Sgt. Maj. Richard Erickson was wrongfully terminated in 2000 when he was placed on military orders for a Special Forces operation. In 2012, the board ruled that Erickson must be reinstated even in the event of an appeal. However, the Postal Service ignored that ruling and appealed without reinstating the soldier. In the latest case, the postal service argued that Erickson’s entitlement to back pay and benefits was negated by his failure to meet the deadline for requesting a rehire. However, the board found the argument invalid as the postal worker was wrongly terminated.
The Uniform Services Employment and Reemployment Rights Act protects soldiers from loosing their job for military obligation. The burden of proof falls on the soldier to prove a violation under the federal law, which is often difficult. Many soldiers lose their jobs and are even denied jobs because of their reserve status.
In this case, the federal government turned their back on a combat veteran and to date no one has been held accountable.
“It’s a shame,” Erickson said. “You go over there and fight the enemy, then you come back here and have to fight your employer for your job.”
Erickson is now active duty with the Special Forces Command at Fort Bragg.
If you have further questions or would like to voice your opinion (in a collected manner please), you can email Darlene Casey, Sr. Public Relations Representative with the U.S. Postal Service at email@example.com.

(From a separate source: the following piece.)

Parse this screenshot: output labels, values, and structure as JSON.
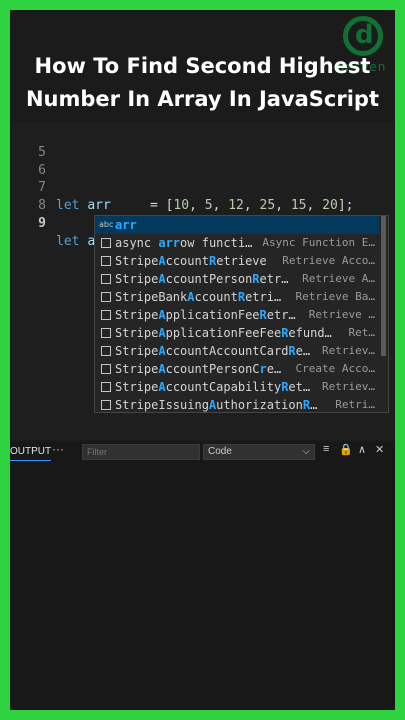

The U.S. House and Senate switchboard number is 202.224.312; however, you will likely be directed to your local district office.